Exercise instructions: Go through the listing beneath and show each line containing the string "JSON".

Dataset:
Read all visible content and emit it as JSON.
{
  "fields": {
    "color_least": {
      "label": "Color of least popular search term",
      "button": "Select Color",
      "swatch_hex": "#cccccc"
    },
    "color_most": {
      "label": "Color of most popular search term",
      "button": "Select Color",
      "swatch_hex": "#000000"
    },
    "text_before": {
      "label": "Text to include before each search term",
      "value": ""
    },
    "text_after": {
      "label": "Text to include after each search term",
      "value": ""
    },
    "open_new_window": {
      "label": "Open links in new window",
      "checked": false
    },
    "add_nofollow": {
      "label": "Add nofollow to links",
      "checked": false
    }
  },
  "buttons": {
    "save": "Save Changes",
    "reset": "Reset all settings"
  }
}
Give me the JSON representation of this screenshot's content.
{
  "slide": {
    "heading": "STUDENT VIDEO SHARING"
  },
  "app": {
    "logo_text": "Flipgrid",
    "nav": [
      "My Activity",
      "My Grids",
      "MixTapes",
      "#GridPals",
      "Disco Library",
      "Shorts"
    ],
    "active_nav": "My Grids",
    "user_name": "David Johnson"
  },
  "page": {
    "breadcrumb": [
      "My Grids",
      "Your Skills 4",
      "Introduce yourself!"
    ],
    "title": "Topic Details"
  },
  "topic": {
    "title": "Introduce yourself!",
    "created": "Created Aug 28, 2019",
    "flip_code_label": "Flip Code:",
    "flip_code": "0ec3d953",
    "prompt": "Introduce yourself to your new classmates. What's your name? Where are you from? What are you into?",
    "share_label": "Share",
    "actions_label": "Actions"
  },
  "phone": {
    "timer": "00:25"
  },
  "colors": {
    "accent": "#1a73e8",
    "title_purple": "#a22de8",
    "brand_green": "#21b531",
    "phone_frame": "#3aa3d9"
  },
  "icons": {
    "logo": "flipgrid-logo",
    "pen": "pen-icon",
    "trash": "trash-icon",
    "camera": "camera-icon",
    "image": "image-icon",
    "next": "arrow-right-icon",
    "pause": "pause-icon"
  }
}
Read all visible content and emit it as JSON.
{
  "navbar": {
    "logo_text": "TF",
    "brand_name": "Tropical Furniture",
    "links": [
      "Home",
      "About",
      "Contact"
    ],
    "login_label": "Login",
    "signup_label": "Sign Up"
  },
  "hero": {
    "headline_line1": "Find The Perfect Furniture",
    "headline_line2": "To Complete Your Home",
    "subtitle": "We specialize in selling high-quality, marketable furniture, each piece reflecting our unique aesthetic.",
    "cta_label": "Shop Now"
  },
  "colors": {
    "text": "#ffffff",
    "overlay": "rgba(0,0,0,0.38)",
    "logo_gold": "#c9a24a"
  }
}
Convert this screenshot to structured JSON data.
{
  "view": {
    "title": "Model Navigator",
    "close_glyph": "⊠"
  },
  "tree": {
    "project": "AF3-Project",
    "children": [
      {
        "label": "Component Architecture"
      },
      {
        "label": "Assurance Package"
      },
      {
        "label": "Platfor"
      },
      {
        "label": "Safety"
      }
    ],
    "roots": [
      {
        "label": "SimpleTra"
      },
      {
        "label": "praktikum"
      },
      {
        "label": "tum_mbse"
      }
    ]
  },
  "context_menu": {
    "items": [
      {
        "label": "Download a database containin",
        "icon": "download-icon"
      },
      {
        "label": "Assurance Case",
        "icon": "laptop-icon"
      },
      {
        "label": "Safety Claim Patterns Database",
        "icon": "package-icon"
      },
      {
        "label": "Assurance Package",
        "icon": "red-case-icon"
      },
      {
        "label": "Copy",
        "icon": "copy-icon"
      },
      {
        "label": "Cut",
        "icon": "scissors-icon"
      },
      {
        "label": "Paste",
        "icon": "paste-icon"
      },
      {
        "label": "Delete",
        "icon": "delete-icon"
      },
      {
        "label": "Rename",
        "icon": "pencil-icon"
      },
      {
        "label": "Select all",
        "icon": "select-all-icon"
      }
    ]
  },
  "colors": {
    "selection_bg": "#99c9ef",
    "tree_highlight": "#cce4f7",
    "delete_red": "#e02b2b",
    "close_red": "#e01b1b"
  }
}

Exercise result:
Read all visible content and emit it as JSON.
Give me the JSON representation of this screenshot's content.
Read all visible content and emit it as JSON.
Convert this screenshot to structured JSON data.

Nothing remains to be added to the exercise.